A few years ago I was working for a bill payments company. We were using checkfree's software for our presentation of bills and we wrote our own bill payments engine. The database was MS SQL Server and we were using log shipping to send data from the master to the backup database server. It was using EJB 2.0 and batch processing was pretty slow, so I decided to delete all the transaction data from my sandbox database except for the first month's data to test something. The only problem was that I typed the delete command in the sql window connected to the production database.
A few minutes later one of the utility companies called and said they could not see any transactions. My face went red. I actually felt the blood rush to it. I went to the DBA to ask if she could restore the database from the last back up only to find out that they did not know they were to back up that database.

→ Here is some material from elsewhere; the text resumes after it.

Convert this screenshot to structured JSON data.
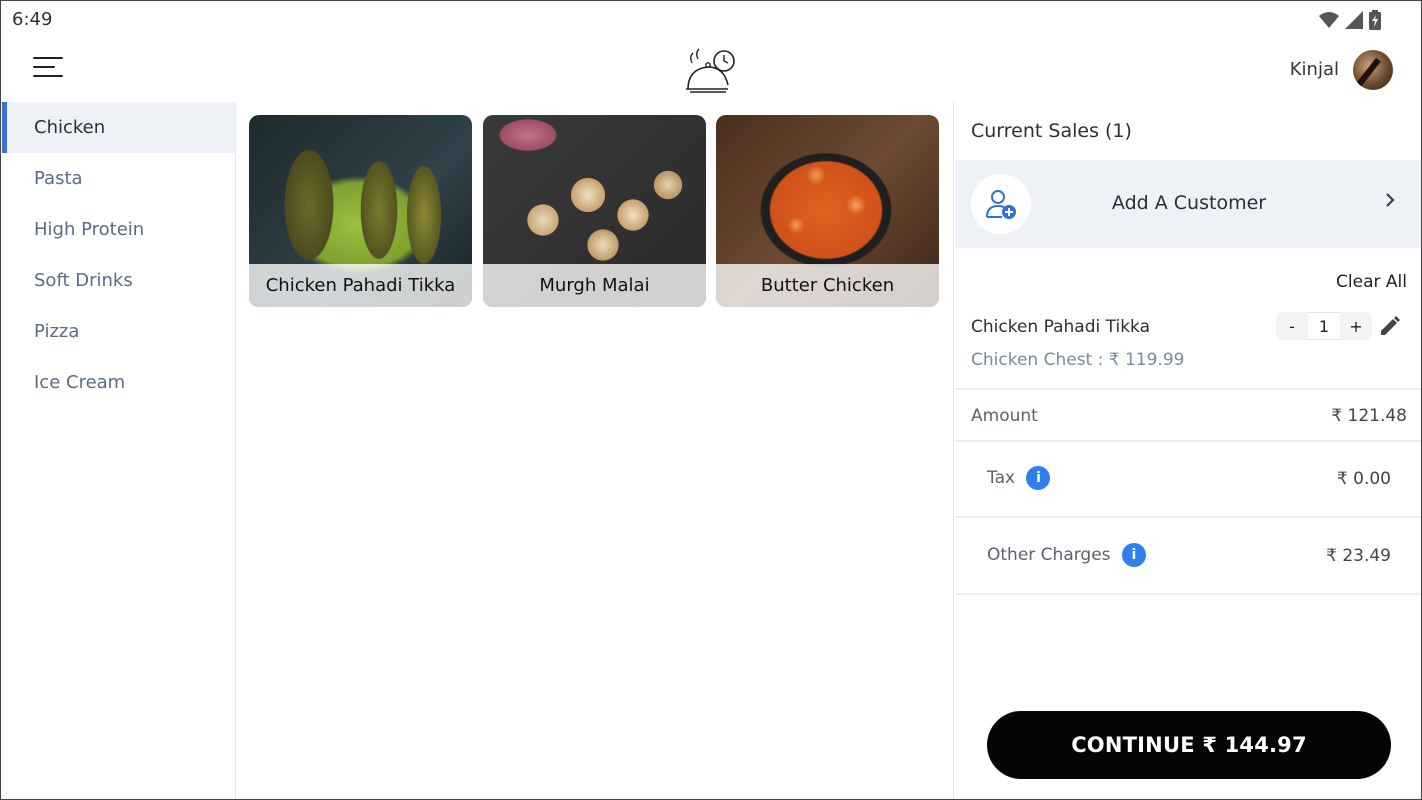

So I asked if we could change the backup database server to the become the master only to find out that the transaction logs had already been shipped to that database and that had the same data as the master.
I thought I was definitely going to get fired or go to jail. Fortuanately I found this program called Log Explorer that let me create insert statements for all the transactions deleted before the boss found out. It cost me a couple hundred dollars for a trail version but it was worth it. I checked at www.lumigent.com . They don't seem to make it anymore. Needless to say, I have been very weary of getting write access to anything in production ever since.
All of this could have been avoided if we:
- Secured the database server so that only the application could write to it.
- Have more than one person look over the plan of what is to be backed up.